A dichotomy is often defined to be a division into two mutually exclusive or contradictory groups or entities. In Judith Butler’s, Bodies That Matter, she presents a group of dichotomies that range from nature/culture to body/mind. Within this grouping lies the dichotomy of sex and gender. The common notion is that sex is the biological matter and the matter of body, whereas gender is socially and culturally constructed. In earlier gender classes, I was taught to distinguish the two, in that sex refers to the biological and physiological characteristics that define men and women, while gender refers to the socially constructed roles, behaviors, activities, and attributes that a given society considers ‘appropriate’ for men and women. In other words, male and female are sex categories, whereas masculine and feminine are gender categories. It seemed to make sense at the time the professor taught it, but as I took upper level gender courses and read Bodies That Matter, I soon realized its not that simple.
After having taken more gender studies classes and read some of Judith Butler’s work, such as Bodies That Matter, I became aware that sex can also be socially and culturally constructed, just like gender. With a background that was strictly science-based knowledge, this understanding did not come easy to me. How was it that sex and gender could be socially and culturally constructed?
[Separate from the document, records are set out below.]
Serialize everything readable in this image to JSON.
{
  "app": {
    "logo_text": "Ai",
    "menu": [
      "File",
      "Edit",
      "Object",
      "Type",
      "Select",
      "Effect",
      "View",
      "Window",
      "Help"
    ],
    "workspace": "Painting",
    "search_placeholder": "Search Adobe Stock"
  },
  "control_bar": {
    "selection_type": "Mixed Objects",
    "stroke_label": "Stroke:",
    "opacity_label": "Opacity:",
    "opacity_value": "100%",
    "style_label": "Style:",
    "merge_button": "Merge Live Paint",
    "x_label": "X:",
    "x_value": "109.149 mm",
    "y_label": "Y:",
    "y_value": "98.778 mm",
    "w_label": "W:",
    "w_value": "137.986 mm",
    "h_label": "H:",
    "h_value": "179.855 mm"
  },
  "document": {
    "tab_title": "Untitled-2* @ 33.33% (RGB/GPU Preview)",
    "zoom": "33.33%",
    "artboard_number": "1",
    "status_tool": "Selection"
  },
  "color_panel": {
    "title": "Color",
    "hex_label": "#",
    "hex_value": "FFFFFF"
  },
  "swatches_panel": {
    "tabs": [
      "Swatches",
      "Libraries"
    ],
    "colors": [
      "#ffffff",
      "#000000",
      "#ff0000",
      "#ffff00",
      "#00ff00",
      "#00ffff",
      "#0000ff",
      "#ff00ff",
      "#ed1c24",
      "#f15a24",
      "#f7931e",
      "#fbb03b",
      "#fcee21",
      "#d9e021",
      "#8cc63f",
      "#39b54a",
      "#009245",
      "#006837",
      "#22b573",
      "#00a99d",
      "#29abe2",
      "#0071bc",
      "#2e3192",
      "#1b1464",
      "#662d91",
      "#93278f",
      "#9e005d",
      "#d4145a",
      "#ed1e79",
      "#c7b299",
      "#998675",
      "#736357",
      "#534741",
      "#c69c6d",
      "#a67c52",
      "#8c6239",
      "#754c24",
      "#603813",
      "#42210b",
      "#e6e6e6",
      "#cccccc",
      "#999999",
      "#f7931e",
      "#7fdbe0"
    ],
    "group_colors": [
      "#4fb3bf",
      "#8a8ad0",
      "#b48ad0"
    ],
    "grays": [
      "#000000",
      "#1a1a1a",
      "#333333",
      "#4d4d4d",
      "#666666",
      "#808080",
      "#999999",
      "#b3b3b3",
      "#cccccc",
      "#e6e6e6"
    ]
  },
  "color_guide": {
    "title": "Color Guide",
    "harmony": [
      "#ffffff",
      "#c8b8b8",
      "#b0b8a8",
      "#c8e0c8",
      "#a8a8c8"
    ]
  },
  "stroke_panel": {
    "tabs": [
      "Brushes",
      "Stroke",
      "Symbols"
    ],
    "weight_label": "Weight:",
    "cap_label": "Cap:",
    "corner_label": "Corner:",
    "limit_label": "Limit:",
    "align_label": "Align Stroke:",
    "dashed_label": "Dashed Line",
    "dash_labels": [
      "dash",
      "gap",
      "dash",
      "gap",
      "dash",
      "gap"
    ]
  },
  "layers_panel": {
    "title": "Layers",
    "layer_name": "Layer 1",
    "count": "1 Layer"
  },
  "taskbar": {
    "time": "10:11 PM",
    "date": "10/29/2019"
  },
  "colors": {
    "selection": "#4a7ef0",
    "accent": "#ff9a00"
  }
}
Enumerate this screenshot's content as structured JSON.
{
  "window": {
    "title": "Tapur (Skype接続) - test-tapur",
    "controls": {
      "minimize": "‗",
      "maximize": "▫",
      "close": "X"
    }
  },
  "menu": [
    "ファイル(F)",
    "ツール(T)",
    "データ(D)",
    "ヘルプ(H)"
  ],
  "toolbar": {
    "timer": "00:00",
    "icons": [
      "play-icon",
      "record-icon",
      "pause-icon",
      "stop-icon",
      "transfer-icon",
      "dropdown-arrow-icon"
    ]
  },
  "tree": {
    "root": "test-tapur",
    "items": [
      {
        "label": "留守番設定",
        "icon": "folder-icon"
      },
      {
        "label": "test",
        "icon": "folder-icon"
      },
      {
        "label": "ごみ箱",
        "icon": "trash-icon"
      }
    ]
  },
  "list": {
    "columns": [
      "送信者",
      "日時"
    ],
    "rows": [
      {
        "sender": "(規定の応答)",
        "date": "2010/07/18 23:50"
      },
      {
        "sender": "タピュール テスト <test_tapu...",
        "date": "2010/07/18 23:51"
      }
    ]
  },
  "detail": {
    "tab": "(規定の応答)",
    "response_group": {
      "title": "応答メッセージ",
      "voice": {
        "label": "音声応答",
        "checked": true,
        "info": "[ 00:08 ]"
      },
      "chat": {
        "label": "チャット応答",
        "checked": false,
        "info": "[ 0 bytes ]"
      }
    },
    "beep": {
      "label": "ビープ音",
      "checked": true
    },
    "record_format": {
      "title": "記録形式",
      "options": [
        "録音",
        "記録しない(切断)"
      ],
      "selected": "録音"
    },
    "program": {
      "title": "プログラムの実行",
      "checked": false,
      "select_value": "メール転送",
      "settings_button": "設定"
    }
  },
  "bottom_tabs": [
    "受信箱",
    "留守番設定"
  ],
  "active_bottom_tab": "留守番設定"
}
In all of my four years at Indiana University, not once was I told this in a science class, and trust me, I have taken plenty. The first time I really understood how this could be so was when a classmate presented an example during lecture. When one commonly thinks of a female, XX comes to mind, and XY comes to mind for a male, being that this is their chromosomal makeup. However, what would one call a male with an extra X chromosome? It happens to be a condition called Klinefelter’s syndrome or XXY syndrome, with a common effect of reduced fertility. Because of this, it may be that in some cultures, this individual is perceived as less of a man in comparison to a male that has an XY chromosomal makeup. From this, one can begin to understand why sex, according to Butler, is also socially and culturally constructed.